Britain legalized gay marriage today after Queen Elizabeth II symbolically gave her stamp of approval, clearing the way for the first same-sex weddings next summer. The queen’s assent, which she offered the day after Parliament cleared the bill, is a formality, and the last step necessary for a bill to become law.
The law, first introduced in Parliament in January, enables gay couples to get married in both civil and religious ceremonies in England and Wales, but only if the religious institution consents. The Church of England, the country’s official church, says it will not perform such ceremonies, at least for now.
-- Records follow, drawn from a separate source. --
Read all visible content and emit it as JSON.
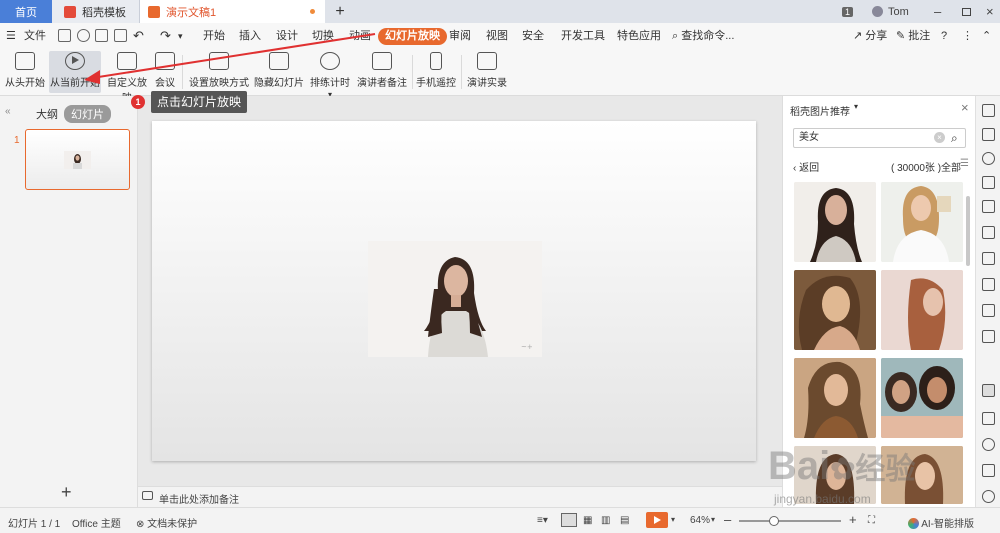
{
  "titlebar": {
    "home_tab": "首页",
    "tab1": "稻壳模板",
    "tab2": "演示文稿1",
    "add_tab": "+",
    "page_badge": "1",
    "user_name": "Tom"
  },
  "menubar": {
    "file": "文件",
    "items": [
      "开始",
      "插入",
      "设计",
      "切换",
      "动画",
      "幻灯片放映",
      "审阅",
      "视图",
      "安全",
      "开发工具",
      "特色应用"
    ],
    "active": "幻灯片放映",
    "search": "查找命令...",
    "share": "分享",
    "comment": "批注"
  },
  "ribbon": {
    "buttons": [
      "从头开始",
      "从当前开始",
      "自定义放映",
      "会议",
      "设置放映方式",
      "隐藏幻灯片",
      "排练计时",
      "演讲者备注",
      "手机遥控",
      "演讲实录"
    ]
  },
  "leftpanel": {
    "outline_tab": "大纲",
    "slides_tab": "幻灯片",
    "slide_number": "1",
    "add_slide": "+"
  },
  "tooltip": {
    "badge": "1",
    "text": "点击幻灯片放映"
  },
  "notes": {
    "placeholder": "单击此处添加备注"
  },
  "rightpanel": {
    "title": "稻壳图片推荐",
    "search_value": "美女",
    "back": "返回",
    "count": "( 30000张 )",
    "filter": "全部"
  },
  "statusbar": {
    "slide_info": "幻灯片 1 / 1",
    "theme": "Office 主题",
    "protect": "文档未保护",
    "zoom": "64%",
    "zoom_level": 0.34,
    "ai": "AI-智能排版"
  },
  "colors": {
    "accent": "#e8692e",
    "home_tab": "#4a7fd8",
    "tooltip_bg": "#555555",
    "badge": "#e03131"
  },
  "watermark": {
    "brand": "Bai",
    "brand2": "经验",
    "url": "jingyan.baidu.com"
  }
}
The Church of England actively opposed the bill as the House of Commons and House of Lords debated it. When Members of Parliament (MPs) continued to advance the measure, the Church issued a brief reiterating that it does not condone homosexual marriage, although it supported the existing civil unions for homosexual couples: “The Church of England is committed to the traditional understanding of the institution of marriage as being between one man and one woman.”
The law also allows couples who had previously entered into civil partnerships—which were introduced in 2005 and carry similar rights and responsibilities as marriage—to convert their relationships to marriages.
Prime Minister David Cameron backed the legislation, even though it divided his Conservative Party and sparked vocal debates in the House of Commons and House of Lords. Supporters of traditional marriage argued the bill would undermine the sanctity of marriage, but their numerous attempts to derail the legislation failed as it wound its way through Parliament.
On Tuesday, Conservative lawmaker Gerald Howarth accused the government of having “bulldozed” the legislation through Parliament, “offending large swatches” of his party.
Although it has stepped away from the government’s stance on marriage, the Church has partnered with the state to manage some of the country’s state schools under an agreement finalized with the Department of Education earlier this month. According to RNS, England had 3,049 such community schools as of July. Former Prime Minister Tony Blair established the academies, which are quazi-independent institutions privately funded by businessmen, sports teams, and a variety of church denominations including the Church of England.
The agreement will allow the Church to appoint unpaid school governors, individuals who voluntarily oversee school operations. The Church also will oversee management of the institutions, although it must preserve the character and policies of secular schools.
Already the largest provider of education in Britain, the Church of England will take responsibility for thousands more schools. The arrangement has led some parents to claim the Church will inevitably influence secular schools with its beliefs.
Nigel Genders, head of school policy for the Church of England, said the merely structural agreement, called a Multi Academy Trust (MAT), won’t influence school teaching: “For good and outstanding schools joining the MAT the expectation will be that the local governing body continues to manage the day-to-day running of the school. However, this new model also enables the MAT to provide extra support should the school need it."
The Church requires its own schools outside the arrangement to instruct children in the teachings of Christ, offer communion, and present a collective worship service—although that service may include scripture from other faiths as well.
Although the Church of England’s new role might seem like an expansion of Christian influence in the country, its liberal stance on social issues has not succeeded in attracting worshipers: Weekly church attendance has continued to fall and fewer Britons identified themselves as Christians during the national census.